The simple truth is that I believe that life begins at conception.  We can debate all day long when that life has value and worth, but I do not think you will ever convince me that worth only applies to one side of the womb any more than I could convince you that life only has worth after pre-school.

When you think of the pro-life movement and determine that they are a bunch of Bible beaters who have a perverse desire to dictate how you operate your uterus, you dismiss the reality under which they work.  Lines like, “Don’t want an abortion?

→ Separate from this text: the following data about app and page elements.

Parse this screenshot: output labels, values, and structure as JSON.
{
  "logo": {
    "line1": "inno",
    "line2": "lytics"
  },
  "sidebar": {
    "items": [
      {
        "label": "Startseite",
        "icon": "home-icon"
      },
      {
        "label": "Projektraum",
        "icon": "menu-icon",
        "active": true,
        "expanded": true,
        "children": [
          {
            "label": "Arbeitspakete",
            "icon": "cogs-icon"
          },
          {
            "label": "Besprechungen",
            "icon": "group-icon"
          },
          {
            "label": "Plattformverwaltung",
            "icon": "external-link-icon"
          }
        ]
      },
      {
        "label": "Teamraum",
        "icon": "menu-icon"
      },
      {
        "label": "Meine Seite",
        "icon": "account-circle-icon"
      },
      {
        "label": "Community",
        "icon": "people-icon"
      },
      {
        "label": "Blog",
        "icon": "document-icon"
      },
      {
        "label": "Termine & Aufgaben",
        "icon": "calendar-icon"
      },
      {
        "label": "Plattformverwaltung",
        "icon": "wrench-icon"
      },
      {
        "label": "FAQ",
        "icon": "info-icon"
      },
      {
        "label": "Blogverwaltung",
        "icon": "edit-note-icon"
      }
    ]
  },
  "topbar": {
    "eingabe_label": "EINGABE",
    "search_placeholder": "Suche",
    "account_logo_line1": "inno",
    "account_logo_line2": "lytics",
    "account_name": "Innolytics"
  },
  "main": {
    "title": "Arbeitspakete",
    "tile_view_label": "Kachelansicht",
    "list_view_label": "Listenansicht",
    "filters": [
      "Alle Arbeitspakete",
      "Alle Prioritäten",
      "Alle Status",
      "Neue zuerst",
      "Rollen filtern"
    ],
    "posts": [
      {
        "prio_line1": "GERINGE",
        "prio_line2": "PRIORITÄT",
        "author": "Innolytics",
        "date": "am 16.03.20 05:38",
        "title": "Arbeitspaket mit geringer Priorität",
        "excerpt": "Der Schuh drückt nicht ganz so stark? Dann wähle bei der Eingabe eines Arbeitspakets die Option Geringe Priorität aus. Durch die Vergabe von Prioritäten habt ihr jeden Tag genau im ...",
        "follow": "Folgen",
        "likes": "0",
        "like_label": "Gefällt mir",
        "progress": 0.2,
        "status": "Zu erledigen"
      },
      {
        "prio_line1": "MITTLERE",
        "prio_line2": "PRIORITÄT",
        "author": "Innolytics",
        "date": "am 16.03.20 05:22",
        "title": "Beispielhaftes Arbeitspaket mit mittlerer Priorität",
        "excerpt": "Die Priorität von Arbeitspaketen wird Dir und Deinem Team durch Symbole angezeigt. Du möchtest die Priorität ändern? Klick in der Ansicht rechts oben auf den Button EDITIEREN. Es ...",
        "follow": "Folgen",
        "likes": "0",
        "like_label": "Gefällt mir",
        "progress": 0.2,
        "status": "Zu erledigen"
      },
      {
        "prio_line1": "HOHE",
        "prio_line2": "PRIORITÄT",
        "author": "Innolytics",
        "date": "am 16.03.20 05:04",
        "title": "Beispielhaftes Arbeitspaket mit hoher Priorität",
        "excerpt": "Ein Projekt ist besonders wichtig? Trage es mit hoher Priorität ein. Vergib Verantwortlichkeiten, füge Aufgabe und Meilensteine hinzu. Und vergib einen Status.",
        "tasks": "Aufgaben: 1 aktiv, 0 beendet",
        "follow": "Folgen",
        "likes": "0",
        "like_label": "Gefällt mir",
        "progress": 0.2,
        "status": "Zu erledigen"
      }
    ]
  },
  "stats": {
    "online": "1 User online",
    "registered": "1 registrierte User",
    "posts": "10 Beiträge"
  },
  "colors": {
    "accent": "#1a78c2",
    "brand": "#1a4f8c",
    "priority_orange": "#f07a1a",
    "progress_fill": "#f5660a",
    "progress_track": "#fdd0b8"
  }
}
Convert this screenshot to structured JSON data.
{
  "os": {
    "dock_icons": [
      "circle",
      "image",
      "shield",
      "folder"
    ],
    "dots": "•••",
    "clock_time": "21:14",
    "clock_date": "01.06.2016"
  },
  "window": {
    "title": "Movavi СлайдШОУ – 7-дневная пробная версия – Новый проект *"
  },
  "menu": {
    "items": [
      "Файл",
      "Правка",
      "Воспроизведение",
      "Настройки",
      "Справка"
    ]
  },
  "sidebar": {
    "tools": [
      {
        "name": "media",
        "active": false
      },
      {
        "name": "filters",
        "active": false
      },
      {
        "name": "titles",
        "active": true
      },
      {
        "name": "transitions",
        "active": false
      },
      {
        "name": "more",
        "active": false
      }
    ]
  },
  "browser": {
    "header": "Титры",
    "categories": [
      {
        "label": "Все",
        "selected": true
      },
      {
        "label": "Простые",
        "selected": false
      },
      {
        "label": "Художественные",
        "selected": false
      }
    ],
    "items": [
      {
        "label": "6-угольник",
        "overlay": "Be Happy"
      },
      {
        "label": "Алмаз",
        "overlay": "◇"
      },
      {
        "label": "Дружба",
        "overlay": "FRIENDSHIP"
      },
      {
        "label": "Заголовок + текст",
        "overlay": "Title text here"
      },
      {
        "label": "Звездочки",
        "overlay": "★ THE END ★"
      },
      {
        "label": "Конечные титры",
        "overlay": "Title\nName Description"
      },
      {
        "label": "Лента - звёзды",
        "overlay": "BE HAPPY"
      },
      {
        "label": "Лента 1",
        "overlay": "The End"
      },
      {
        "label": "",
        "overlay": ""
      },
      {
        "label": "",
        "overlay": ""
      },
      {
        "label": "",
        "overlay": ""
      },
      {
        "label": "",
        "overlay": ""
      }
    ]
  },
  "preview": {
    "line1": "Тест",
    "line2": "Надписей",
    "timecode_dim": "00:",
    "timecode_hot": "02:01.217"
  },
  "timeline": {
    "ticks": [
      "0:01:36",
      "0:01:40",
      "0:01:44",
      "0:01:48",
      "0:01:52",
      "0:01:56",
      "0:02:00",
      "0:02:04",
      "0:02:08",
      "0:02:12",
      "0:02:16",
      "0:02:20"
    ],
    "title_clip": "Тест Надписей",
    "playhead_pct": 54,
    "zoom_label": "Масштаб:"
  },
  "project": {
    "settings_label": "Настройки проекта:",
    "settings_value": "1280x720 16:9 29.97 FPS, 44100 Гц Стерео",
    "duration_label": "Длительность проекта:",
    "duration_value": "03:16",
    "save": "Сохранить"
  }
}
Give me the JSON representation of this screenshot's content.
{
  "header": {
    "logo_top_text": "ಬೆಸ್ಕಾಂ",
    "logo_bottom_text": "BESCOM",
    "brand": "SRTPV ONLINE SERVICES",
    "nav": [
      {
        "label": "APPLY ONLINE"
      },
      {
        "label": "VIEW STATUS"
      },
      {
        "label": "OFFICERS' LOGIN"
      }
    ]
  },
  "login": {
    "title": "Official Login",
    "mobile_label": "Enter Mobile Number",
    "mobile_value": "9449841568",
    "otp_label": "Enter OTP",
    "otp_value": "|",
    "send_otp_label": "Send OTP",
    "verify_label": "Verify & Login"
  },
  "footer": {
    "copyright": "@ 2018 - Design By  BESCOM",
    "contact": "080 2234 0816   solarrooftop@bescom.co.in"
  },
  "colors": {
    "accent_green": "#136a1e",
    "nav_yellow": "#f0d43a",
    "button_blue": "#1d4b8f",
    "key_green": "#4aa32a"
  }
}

Don’t get one.” have no more more power in the argument than if I were to say, “Don’t like throwing toddlers in front of buses?  Don’t throw one.”  Because we believe that life in the womb is the most vulnerable stage of human growth, there will always be a fight to be had in this arena.  You will never, and I mean this sincerely, have abortions without protests.

In truth, I wish I did not believe that life begins at conception.  My life would be far less complicated if I could just agree that there is no living, feeling, one of a kind person growing in the womb.  But I can’t.

I understand that there are cases of rape, incest, and the life of the mother hanging in the balance, though I would argue that those are extreme cases and extreme cases make bad law.  Abortion is a multi billion dollar industry in this country and it is highly doubtful that extreme cases make up more than a tiny fraction of yearly procedures.

It appears as though our society is at a place where there will always be abortion and this means that there will always be protests.  These protests are not because angry white men want to police vaginas – but rather, the protests are because people like me are deeply moved to protect what we believe to be lives with worth.

(I welcome comments on this post, but I would appreciate it if we could stay on the topic of abortion and not delve into any other policies of either political party.  As I said, I am not a Republican, an Independent, or a Democrat.  This is not the place for CNN style commenting.)